On a certain level I like the film. I liked the throw back nature of it. I loved the look of the film (the color scheme is amazing and some of the images are haunting)and the retro electronic score. I liked the enigma and the references (Phantasm, Soylent Green, The Final Programme, 2001 and others). I also liked thaat we aren't told anything and that we have to piece most of it together.
What I don't like is the glacial pace, which makes this a long 110 minutes, Nor do I like the finale which turns the film from head trip to slasher film to the wrong sort of joke in the course of about five minutes. Seriously the next to last bit just wrecked the film.
Then again, if you can forgive the out of left field, "oh crap we're out of time so lets sum this up" ending (which is hard since it's kind of a cop out), I'll recommended for the patient and adventurous film goer. If you want form over substance and can allow yourself to get lost in the trippy sound and image you'll probably think it was worth a go...then again there were several walk outs.
(I'll stand by that review even though I know brick bats are heading for the film simply because why I kind of liked it is because I have a semi-working knowledge of the films it's aping and borrowing from- which I know will make it tough for the average person- who probably should stay away. I suspect I may have to write up a fuller more detailed review down the road).
When Black Rainbow was done it was a mad dash to the bottom of the escalator for some, about half, of Jesus Henry Christ. (I had to leave because I had to get home for Easter dinner with the family and stayed only long enough that I wouldn't miss the last possible train to get home on time.)
The film starts Toni Collette as a single mom with a genius son. He's way a ahead of everyone even to the point he gets thrown out of Catholic School for posting a piece on the school doors about truth and the lack of God.
What I saw was amusing. Its an off kilter comedy about family and truth and other things. I won't go into anything more than that (Hey I only saw half) other than based on the half I saw I want to see what happens next and I regret having to leave (and considering some of the other films at Tribeca is saying a great deal).
That's it for now.
I'm heading off to rest. I've got seven films planned for tomorrow plus a possible stop in on the Grave Encounters Press Day...so look for a post about tomorrows films very late tomorrow night or more likely early Tuesday.
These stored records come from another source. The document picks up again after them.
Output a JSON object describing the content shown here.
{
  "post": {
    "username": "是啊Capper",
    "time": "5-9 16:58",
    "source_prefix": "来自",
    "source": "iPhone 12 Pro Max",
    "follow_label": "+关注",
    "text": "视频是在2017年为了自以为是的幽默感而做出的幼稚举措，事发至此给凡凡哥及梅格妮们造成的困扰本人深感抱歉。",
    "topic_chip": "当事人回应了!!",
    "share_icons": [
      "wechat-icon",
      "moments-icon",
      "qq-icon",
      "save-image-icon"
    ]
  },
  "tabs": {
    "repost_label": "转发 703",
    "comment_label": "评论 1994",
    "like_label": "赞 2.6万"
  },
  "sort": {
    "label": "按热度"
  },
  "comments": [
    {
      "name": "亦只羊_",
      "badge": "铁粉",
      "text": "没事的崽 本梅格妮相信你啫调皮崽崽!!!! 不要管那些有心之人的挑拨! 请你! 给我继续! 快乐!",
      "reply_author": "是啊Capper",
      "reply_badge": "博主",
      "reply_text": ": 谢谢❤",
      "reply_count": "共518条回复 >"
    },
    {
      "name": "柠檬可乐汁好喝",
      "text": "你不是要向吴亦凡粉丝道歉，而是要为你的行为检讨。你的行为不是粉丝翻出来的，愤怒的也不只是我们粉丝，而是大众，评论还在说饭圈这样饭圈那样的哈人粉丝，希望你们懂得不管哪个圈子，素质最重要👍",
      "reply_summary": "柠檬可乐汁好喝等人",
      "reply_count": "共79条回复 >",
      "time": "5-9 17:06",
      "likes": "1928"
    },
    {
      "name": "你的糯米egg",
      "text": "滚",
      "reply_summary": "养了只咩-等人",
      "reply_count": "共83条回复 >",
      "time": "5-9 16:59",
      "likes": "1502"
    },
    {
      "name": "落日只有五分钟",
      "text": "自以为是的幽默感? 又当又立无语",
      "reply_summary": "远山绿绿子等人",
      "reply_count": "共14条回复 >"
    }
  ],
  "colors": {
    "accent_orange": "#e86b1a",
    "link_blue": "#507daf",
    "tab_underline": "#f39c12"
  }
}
(Oh and before I go,I want to say that apparently I'm in a minority in not liking The Journals of Musan. I mention this simply because people who's opinions I respect think I may have gotten it wrong, so somewhere down the line I'm going to give it another go.)